Of course, the history of stand-up comics trying their hand at sitcom is a long and muddy one. Sometimes it works to great effect, sometimes... not so much. This week's Friday Fiver takes a look back at a few of the more notable attempts - both the good and the bad...
Jerry Seinfeld in Seinfeld (1989-1998)
Surely the greatest example of a stand-up comedian adapting his act for television? At its peak, Seinfeld was wildly successful and remains hugely influential. The show didn't shy away from Jerry's stand-up background - the first few seasons' episodes would open and close with a burst of his observational material...
A fourth season storyline even went all meta, with Jerry and hapless pal George (Jason Alexander) pitching a sitcom pilot to NBC. Like Amstell, Seinfeld wasn't the strongest actor, but it didn't really matter - the show remained consistently hilarious for nine years...
Frank Skinner in Shane (2004)
The biggest problem with Shane was that Skinner made no attempt to write real characters or naturalistic dialogue - each scene built to nothing more than a cheap gag, seemingly imported wholesale from Skinner's stand-up.
Mercifully, the show ran for just seven episodes. A second series was filmed, but never aired - we can only imagine how bad that must have been. Oh, and singing the 'feem toon? Leave it to Dennis Waterman, Frank.
Lee Mack in Not Going Out (2006-Present)
Aside from having a catchy-as-hell theme tune, Not Going Out also gets brownie points for giving the hilarious Lee Mack a major career boost. Unlike the other sitcoms on this list, which see established comics dip their toes into telly, Not Going Out was really where Mack made his name.

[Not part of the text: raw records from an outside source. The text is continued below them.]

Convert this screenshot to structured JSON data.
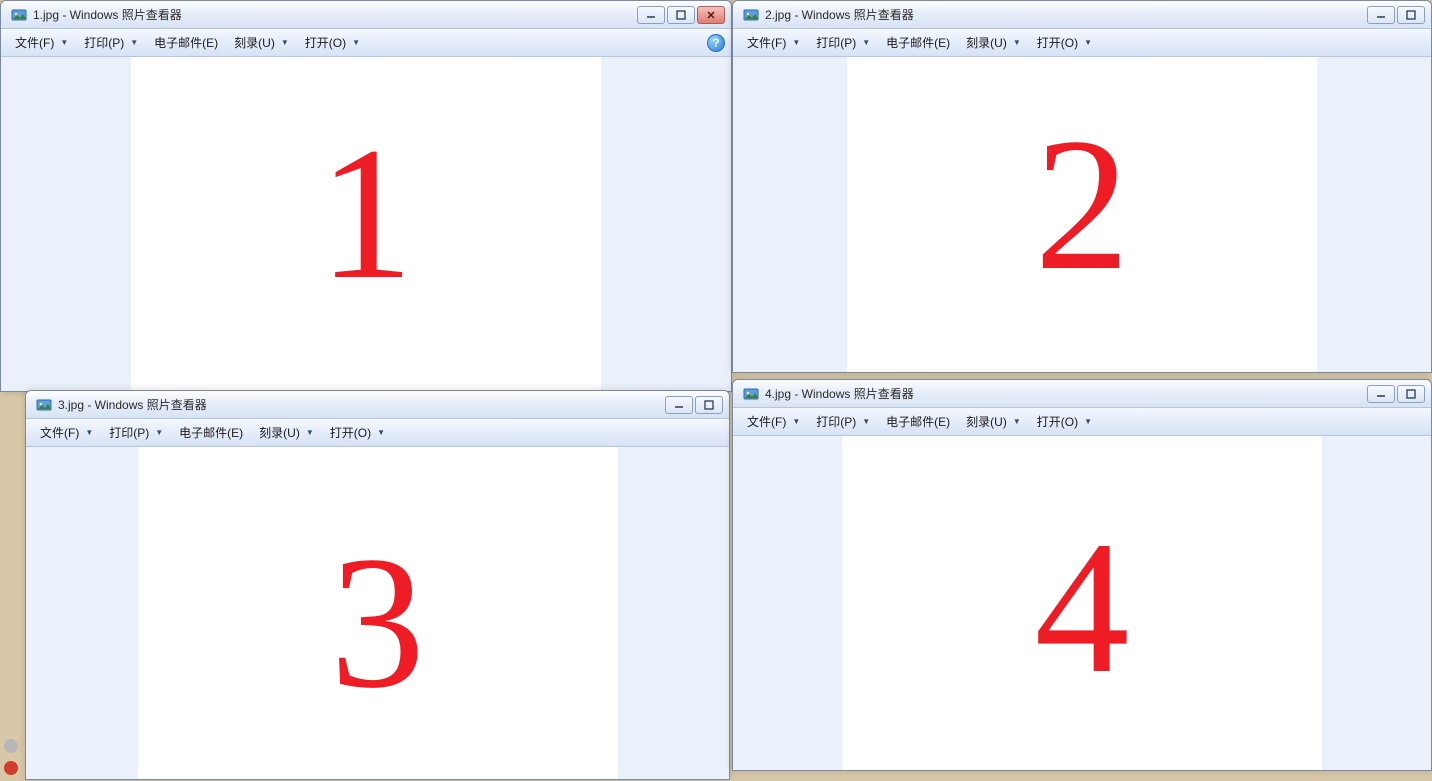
{
  "app_name": "Windows 照片查看器",
  "menu": {
    "file": "文件(F)",
    "print": "打印(P)",
    "email": "电子邮件(E)",
    "burn": "刻录(U)",
    "open": "打开(O)"
  },
  "windows": [
    {
      "filename": "1.jpg",
      "title": "1.jpg - Windows 照片查看器",
      "content": "1"
    },
    {
      "filename": "2.jpg",
      "title": "2.jpg - Windows 照片查看器",
      "content": "2"
    },
    {
      "filename": "3.jpg",
      "title": "3.jpg - Windows 照片查看器",
      "content": "3"
    },
    {
      "filename": "4.jpg",
      "title": "4.jpg - Windows 照片查看器",
      "content": "4"
    }
  ],
  "help_glyph": "?",
  "dropdown_glyph": "▼"
}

The show itself is a more up-to-date version of that classic "odd couple" scenario, focusing on Mack's quick-witted slacker and his tongue-in-cheek banter with best friend Tim (Tim Vine), flatmate Lucy (Sally Bretton) and, in the first series, his landlord Kate (Megan Dodds). Oh, and it also had Miranda Hart before she was known as just Miranda. What's not to like?

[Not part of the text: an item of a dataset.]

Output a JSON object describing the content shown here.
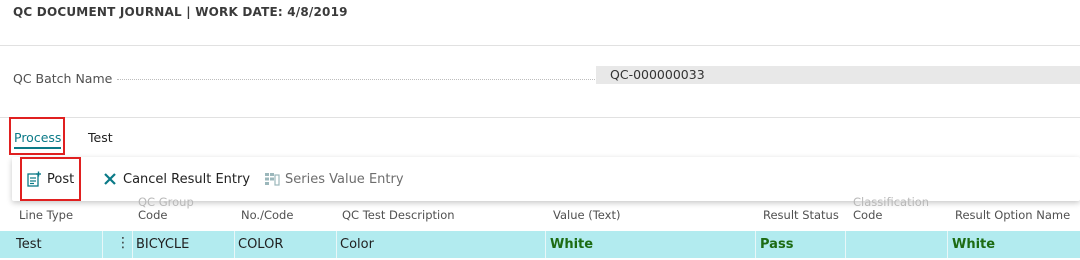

Dylan Moran and Bill Bailey in Black Books (2000-2004)
Cheers Black Books for giving us two amazingly funny men for the price of one. We've already detailed exactly what makes Channel 4's dark comedy so great in a Tube Talk Gold post, but here's a recap.
Bernard, Moran's vicious, disgusting and unhinged book shop proprietor, is so unbelievably grim that he sort of becomes loveable, while the character's weird and happy-go-lucky whipping boy Manny (Bailey) is the perfect comedy companion. Throw in Tamsin Greig's walking disaster zone Fran and it's no wonder that Black Books became a cult classic.
Most people know Davina McCall best for her ten-year stint as the shouty host of Big Brother - but do you remember her ill-advised attempt at a sitcom? ITV was hoping for a UK answer to Friends, but what they got was something... less good.
Comedy newbie McCall roped in established comic Ed Byrne for support, and while the Irish stand-up was undoubtedly the best thing about the show, even he couldn't save it. Only six episodes aired before ITV wisely took the decision to can Sam's Game.
Were you a Seinfeld fan? Do you even remember Sam's Game? Let us know below!